**Problem:**
Below are the records; copy each line in them that holds the word "Nexus".

===============

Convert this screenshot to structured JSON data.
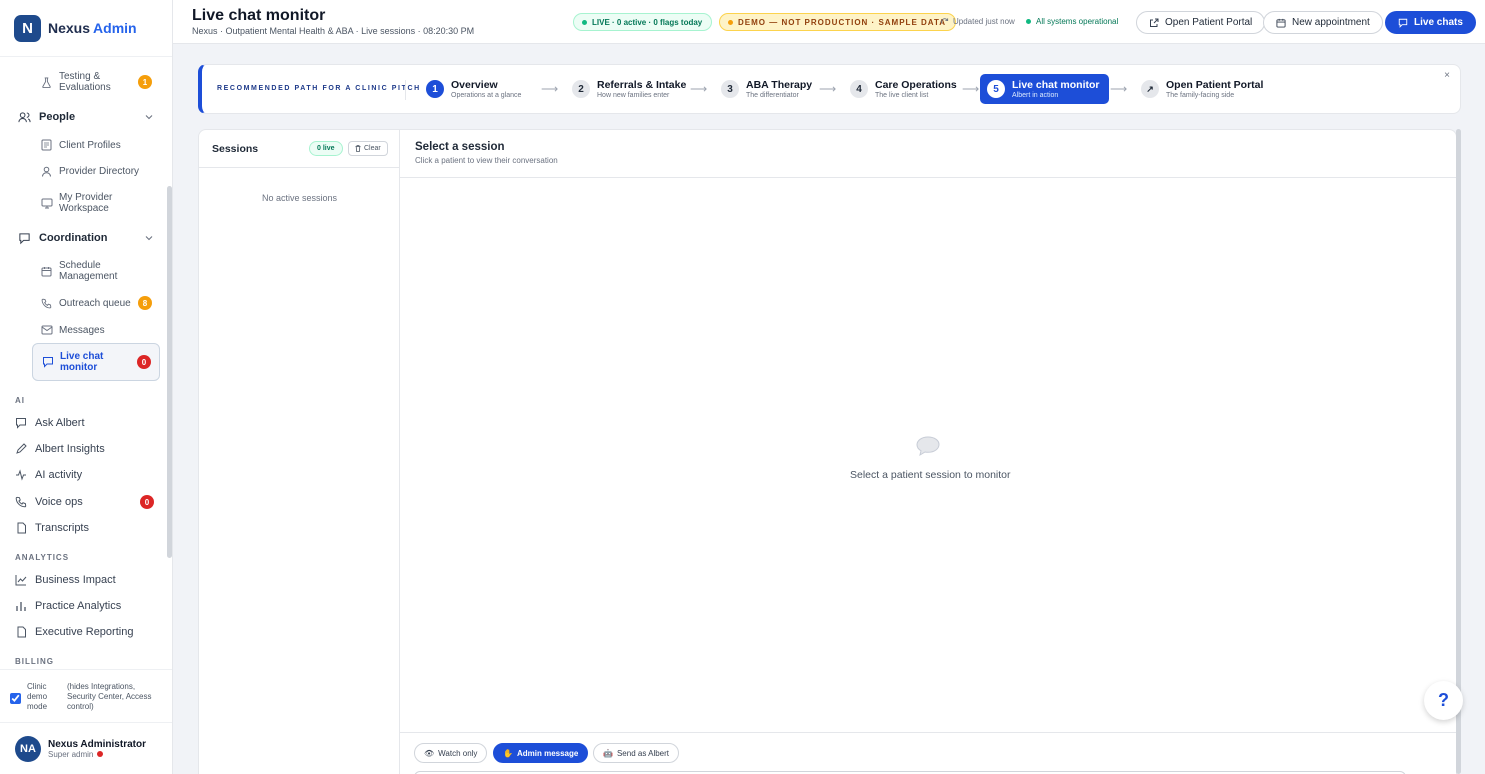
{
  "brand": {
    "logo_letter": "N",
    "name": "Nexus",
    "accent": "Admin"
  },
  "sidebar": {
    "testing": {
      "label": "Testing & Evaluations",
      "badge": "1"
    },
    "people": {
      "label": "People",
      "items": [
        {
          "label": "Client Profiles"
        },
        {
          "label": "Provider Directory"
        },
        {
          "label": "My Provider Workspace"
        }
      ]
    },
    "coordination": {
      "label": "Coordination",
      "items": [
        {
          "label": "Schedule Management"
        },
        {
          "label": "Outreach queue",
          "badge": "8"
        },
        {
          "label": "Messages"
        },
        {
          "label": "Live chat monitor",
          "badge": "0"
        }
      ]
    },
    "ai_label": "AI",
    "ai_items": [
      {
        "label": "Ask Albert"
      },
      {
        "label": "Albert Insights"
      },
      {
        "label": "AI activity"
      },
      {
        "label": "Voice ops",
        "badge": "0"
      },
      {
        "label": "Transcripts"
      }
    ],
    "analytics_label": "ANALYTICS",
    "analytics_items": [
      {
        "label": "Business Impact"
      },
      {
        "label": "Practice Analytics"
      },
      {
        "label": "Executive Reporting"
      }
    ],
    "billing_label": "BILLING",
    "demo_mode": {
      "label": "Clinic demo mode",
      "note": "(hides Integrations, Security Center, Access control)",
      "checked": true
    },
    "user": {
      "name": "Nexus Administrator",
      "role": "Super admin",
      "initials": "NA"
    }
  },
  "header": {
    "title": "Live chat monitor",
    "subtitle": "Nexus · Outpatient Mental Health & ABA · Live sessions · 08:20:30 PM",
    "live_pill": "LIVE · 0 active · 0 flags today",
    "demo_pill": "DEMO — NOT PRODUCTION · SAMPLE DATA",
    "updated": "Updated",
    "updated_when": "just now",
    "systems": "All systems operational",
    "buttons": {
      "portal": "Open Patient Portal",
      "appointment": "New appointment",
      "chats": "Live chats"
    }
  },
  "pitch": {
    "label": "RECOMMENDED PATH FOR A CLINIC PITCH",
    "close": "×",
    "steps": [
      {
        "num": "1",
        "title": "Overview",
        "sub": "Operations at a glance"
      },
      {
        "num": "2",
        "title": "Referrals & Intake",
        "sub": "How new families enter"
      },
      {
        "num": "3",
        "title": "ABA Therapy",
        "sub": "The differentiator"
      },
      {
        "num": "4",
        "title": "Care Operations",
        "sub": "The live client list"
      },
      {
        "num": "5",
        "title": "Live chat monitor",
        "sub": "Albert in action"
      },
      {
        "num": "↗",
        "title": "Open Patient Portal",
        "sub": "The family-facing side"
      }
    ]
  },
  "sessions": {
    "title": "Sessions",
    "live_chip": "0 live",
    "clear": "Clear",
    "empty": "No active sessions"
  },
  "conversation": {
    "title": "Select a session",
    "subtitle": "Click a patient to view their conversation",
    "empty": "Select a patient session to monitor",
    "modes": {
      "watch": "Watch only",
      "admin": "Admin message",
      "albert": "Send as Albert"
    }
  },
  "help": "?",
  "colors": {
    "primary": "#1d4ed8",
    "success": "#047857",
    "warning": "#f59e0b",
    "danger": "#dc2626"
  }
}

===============

**Answer to the exercise:**
    "name": "Nexus",
      "name": "Nexus Administrator",
    "subtitle": "Nexus · Outpatient Mental Health & ABA · Live sessions · 08:20:30 PM",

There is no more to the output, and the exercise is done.